How would that help the D-Backs’ bottom line? Well, the team would no longer have to pay $4 million a year in rent and maintenance expenses to the county; instead, they would “pay Phoenix rent, the amount of which has not been determined,” in the words of the Arizona Republic. But the team owners also want more control over how to spend a capital improvement fund currently controlled by the county, and more control over non-baseball events at Chase Field — plus, possibly, to reduce seating in order to create more seat scarcity at the 48,000-seat stadiumand allow the team to charge higher ticket prices, something that’s drawn the ire of former Phoenix mayor Skip Rimsza, who charges that this would violate promises that the D-Backs would keep some seats inexpensive when they got $238 million in tax money to help pay for construction.
The Republic also chimed in with its own thoughts on the seat-scarcity issue:
The Diamondbacks have boasted about keeping tickets affordable. The team’s $15.74 average ticket price this season ranked second-lowest among major-league teams…
But those low ticket prices also hinder the team’s ability to spend money on players. The Diamondbacks have one of the lowest payrolls in baseball.
First off, let’s dispense with the notion that sports teams operate by throwing all the money they make into a huge bucket, and then spending it all until it’s gone. Most team owners are fabulously wealthy, and have the cash reserves to spend an extra $10 million on an outfielder if they think it’ll help the team — and more important, help sell tickets.
And that’s the key point: When behaving economically rationally (the usual caveats about rational sports owners apply, obviously), owners will spend money on players when they think it’ll help produce enough in profits to pay for the added cost. And while more expensive tickets certainly help (it’s tough to pay for a big free-agent signing one $5 ticket at a time), fewer seats hurt, because it’s tougher to recapture your investment by selling tons of tickets once you’ve built a pennant-winner. (You can raise prices even more once the team is good, obviously, but you can do that whether your stadium holds 40,000 or 48,000.)
So what’s driving the D-Backs to cut payroll? Nothing — in fact, the team added nearly $20 million in payroll over the last winter. They’re certainly not spending like the Yankees and Red Sox, but they’re not going to unless they can convince Maricopa County to sell their stadium to the city of New York, not Phoenix.
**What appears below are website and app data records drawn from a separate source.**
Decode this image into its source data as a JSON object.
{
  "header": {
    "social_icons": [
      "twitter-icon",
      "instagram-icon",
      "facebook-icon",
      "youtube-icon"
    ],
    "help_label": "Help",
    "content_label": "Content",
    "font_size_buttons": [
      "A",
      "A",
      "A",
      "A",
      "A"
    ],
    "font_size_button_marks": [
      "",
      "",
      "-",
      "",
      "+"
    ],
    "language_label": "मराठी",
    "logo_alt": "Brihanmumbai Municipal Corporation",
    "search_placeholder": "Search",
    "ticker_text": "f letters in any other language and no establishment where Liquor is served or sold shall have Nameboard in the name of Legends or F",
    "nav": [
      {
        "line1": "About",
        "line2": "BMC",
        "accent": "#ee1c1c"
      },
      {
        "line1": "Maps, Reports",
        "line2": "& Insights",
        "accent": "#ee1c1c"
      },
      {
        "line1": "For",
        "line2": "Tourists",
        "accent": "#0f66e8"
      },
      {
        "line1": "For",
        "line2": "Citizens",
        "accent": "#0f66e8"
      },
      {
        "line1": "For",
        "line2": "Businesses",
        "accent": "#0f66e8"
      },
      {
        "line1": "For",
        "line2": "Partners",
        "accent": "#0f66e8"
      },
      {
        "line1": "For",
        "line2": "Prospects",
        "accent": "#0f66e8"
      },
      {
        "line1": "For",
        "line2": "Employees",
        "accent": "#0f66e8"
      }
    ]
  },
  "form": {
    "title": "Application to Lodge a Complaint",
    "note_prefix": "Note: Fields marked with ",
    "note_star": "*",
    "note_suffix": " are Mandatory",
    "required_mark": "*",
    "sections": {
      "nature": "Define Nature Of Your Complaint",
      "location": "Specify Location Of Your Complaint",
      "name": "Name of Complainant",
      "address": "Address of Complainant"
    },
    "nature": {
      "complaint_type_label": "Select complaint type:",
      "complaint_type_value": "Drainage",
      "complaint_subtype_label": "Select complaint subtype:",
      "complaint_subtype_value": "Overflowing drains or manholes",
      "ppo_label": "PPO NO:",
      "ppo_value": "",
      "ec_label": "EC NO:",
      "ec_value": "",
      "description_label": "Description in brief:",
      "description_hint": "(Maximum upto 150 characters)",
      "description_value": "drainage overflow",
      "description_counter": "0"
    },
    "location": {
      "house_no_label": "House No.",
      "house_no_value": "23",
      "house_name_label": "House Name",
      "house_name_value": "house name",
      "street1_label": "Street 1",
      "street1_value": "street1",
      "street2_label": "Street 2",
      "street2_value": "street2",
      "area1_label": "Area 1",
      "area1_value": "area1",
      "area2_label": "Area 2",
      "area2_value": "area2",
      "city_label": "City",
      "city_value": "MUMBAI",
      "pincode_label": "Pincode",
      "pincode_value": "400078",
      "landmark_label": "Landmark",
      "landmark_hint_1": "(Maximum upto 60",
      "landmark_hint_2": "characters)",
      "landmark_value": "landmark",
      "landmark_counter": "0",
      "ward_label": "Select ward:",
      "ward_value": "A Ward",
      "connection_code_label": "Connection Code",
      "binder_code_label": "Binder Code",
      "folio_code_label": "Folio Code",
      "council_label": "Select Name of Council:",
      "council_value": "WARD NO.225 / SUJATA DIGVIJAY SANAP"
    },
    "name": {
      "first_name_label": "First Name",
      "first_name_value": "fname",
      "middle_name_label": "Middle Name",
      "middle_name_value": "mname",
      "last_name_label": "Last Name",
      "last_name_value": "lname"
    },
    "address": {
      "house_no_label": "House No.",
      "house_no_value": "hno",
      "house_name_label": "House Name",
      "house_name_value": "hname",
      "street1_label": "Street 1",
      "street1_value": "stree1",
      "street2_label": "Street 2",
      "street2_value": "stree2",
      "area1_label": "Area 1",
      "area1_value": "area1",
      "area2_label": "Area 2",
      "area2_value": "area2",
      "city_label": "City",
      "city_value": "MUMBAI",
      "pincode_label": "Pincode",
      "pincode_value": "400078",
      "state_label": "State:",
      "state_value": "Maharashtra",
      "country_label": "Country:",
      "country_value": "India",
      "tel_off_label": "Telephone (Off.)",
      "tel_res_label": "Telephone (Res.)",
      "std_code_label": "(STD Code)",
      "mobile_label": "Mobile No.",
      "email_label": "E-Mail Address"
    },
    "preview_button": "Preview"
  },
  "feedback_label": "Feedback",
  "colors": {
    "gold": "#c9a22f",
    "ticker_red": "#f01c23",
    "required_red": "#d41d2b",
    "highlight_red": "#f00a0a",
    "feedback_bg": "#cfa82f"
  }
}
In any event, this looks like the very early stages of negotiations — in fact, if I’m reading between the lines correctly, it was Rimsza who broke the news after learning of the talks. Why the Diamondbacks would need to orchestrate a transfer of ownership just to get some lease concessions — or, for that matter, why the city would be more willing to give up some rent payments and control over the stadium than the county would — isn’t exactly clear at the moment. But if nothing else, this is probably the first sign that with a now 14-year-old stadium, the D-Backs are preparing to get back on line for more public aid, now that the initial excitement of getting the last round has worn out.